Lastly, we are going to create a VkClearValue of a flashing blue color, and connect it to the info. We are using the _frameNumber variable to get the numbers of frames rendered and use it for the flashing. This variable was in the engine from the starting-point code.

The vkCmdBeginRenderPass() function will bind the framebuffers, clear the image, and put the images in the layout we specified when creating the renderpass. We can now start rendering commands… but we don’t have anything to render yet. That will be on next chapter.

We can now end the render pass, and also end the command buffer

	//finalize the render pass
	//finalize the command buffer (we can no longer add commands, but it can now be executed)

Calling vkCmdEndRenderPass() finishes the rendering, and transitions the image to what we specified, which is “ready to be displayed”. As the work is now done, we can vkEndCommandBuffer() to finish the command buffer.

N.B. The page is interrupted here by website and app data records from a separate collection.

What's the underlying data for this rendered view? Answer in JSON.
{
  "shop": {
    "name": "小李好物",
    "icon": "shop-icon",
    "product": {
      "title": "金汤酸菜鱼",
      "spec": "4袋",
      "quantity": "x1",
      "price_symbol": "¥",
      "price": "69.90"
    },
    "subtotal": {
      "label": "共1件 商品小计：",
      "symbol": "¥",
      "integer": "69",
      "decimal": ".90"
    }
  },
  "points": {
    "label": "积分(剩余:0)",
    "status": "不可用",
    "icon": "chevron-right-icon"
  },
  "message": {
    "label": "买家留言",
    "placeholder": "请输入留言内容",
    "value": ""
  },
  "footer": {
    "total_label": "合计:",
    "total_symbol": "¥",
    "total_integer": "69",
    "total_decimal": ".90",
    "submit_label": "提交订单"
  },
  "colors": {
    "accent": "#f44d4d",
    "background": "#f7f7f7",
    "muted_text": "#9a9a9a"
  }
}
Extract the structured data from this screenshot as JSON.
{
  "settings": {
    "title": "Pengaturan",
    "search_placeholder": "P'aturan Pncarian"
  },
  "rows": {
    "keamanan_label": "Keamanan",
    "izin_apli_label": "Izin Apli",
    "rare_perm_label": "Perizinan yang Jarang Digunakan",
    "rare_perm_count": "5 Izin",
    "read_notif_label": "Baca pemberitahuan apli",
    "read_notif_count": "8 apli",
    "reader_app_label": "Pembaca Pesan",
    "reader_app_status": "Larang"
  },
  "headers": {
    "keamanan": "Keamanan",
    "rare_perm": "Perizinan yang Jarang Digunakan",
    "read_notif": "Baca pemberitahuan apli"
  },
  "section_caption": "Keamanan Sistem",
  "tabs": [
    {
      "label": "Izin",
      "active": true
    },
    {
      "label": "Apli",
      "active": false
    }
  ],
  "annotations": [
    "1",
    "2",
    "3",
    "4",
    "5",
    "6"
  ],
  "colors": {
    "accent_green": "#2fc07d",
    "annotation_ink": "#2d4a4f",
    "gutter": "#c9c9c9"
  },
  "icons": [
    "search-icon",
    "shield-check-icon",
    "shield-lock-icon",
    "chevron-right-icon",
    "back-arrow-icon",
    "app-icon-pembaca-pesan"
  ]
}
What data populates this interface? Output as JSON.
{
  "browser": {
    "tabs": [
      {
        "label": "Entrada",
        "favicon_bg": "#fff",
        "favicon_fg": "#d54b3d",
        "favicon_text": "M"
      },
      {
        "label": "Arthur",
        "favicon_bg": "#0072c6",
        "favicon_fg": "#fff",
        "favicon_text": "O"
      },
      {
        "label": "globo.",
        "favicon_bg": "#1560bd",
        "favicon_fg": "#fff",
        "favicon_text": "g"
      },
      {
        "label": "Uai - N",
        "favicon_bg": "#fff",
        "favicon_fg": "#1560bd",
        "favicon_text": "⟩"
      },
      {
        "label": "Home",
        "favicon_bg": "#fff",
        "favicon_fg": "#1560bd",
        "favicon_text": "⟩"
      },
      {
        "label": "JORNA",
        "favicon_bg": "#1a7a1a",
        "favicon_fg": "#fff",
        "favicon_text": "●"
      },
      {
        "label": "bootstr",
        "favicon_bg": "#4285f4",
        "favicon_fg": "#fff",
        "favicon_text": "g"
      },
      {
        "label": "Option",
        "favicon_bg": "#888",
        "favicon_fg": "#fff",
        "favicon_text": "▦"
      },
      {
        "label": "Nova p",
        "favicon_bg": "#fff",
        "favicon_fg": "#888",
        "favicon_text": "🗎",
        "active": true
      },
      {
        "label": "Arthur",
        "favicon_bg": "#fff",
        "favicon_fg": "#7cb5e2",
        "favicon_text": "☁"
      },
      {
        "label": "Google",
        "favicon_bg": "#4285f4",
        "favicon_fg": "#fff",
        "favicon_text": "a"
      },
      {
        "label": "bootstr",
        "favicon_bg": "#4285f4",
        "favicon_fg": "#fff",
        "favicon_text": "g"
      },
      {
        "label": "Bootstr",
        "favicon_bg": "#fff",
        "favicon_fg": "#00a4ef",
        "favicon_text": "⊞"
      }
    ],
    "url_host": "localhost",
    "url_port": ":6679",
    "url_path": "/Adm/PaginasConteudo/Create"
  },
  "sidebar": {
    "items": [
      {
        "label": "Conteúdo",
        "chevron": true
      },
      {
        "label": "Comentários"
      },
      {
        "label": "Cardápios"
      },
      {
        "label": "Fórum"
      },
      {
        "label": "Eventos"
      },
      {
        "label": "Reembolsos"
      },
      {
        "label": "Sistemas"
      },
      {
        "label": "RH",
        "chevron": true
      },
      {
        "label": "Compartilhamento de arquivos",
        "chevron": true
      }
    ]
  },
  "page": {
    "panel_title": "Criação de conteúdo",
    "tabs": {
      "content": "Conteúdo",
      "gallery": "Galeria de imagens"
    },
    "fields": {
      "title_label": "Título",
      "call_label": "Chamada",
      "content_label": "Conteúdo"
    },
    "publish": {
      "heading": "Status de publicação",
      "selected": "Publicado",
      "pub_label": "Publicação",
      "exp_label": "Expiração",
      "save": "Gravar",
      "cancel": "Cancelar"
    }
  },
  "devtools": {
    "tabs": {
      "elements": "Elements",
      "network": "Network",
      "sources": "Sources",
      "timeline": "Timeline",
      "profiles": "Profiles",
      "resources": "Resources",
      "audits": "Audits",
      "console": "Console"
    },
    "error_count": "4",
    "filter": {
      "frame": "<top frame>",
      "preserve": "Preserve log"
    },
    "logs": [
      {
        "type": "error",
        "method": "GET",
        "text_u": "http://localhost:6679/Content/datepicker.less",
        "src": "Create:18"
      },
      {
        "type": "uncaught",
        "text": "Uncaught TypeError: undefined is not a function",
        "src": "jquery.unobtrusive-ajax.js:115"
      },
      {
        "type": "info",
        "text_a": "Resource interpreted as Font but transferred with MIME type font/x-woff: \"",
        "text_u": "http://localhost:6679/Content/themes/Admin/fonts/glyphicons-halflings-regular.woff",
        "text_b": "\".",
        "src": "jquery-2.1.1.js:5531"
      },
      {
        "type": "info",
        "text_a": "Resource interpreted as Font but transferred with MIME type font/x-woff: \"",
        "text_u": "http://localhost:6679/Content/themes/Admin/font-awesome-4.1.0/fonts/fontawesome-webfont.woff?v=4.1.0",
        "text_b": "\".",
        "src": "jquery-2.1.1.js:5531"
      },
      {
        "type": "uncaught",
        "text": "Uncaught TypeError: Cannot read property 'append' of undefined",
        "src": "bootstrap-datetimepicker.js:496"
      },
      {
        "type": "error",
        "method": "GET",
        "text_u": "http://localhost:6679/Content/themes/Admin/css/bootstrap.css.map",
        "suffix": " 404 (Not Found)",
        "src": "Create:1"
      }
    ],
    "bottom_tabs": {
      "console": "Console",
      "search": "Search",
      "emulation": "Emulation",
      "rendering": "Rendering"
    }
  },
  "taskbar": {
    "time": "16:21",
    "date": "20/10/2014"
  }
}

With the buffer finished, we can execute it by submitting it into the GPU

	//prepare the submission to the queue.
	//we want to wait on the _presentSemaphore, as that semaphore is signaled when the swapchain is ready
	//we will signal the _renderSemaphore, to signal that rendering has finished

	VkSubmitInfo submit = {};
	submit.pNext = nullptr;


	submit.pWaitDstStageMask = &waitStage;

	submit.waitSemaphoreCount = 1;
	submit.pWaitSemaphores = &_presentSemaphore;

	submit.signalSemaphoreCount = 1;
	submit.pSignalSemaphores = &_renderSemaphore;

	submit.commandBufferCount = 1;
	submit.pCommandBuffers = &cmd;

	//submit command buffer to the queue and execute it.
	// _renderFence will now block until the graphic commands finish execution
	VK_CHECK(vkQueueSubmit(_graphicsQueue, 1, &submit, _renderFence));

To execute a vkQueueSubmit() we need to setup the info structure. we are going to configure it to wait on the _presentSemaphore, and signal the _renderSemaphore. By waiting on the _presentSemaphore that we were signaling from vkAcquireNextImageKHR, we make sure that the image for rendering is completely ready in the GPU.

We then also set the command buffer we are going to submit.

the .pWaitDstStageMask is a complex parameter. We are not going to explain it until we go into details of synchronization.

After the commands are submitted, we now display the image to the screen

	// this will put the image we just rendered into the visible window.
	// we want to wait on the _renderSemaphore for that,
	// as it's necessary that drawing commands have finished before the image is displayed to the user
	VkPresentInfoKHR presentInfo = {};
	presentInfo.pNext = nullptr;

	presentInfo.pSwapchains = &_swapchain;
	presentInfo.swapchainCount = 1;

	presentInfo.pWaitSemaphores = &_renderSemaphore;
	presentInfo.waitSemaphoreCount = 1;

	presentInfo.pImageIndices = &swapchainImageIndex;

	VK_CHECK(vkQueuePresentKHR(_graphicsQueue, &presentInfo));

	//increase the number of frames drawn

The vkQueuePresentKHR function displays an image to the screen. We have to tell it what swapchain we are using for the call, and what is the image index. We also need to set the WaitSemaphore correctly with the _renderSemaphore we signal from the VkQueueSubmit of the main rendering. This will tell the GPU to only display the image to the screen once the main render work has finished execution. As our rendering frame is done now, we can increment the _frameNumber variable to increase engine time.

We finally have something rendering! You should be seeing a flashing blue screen.

Next: Chapter 2: Vulkan Pipelines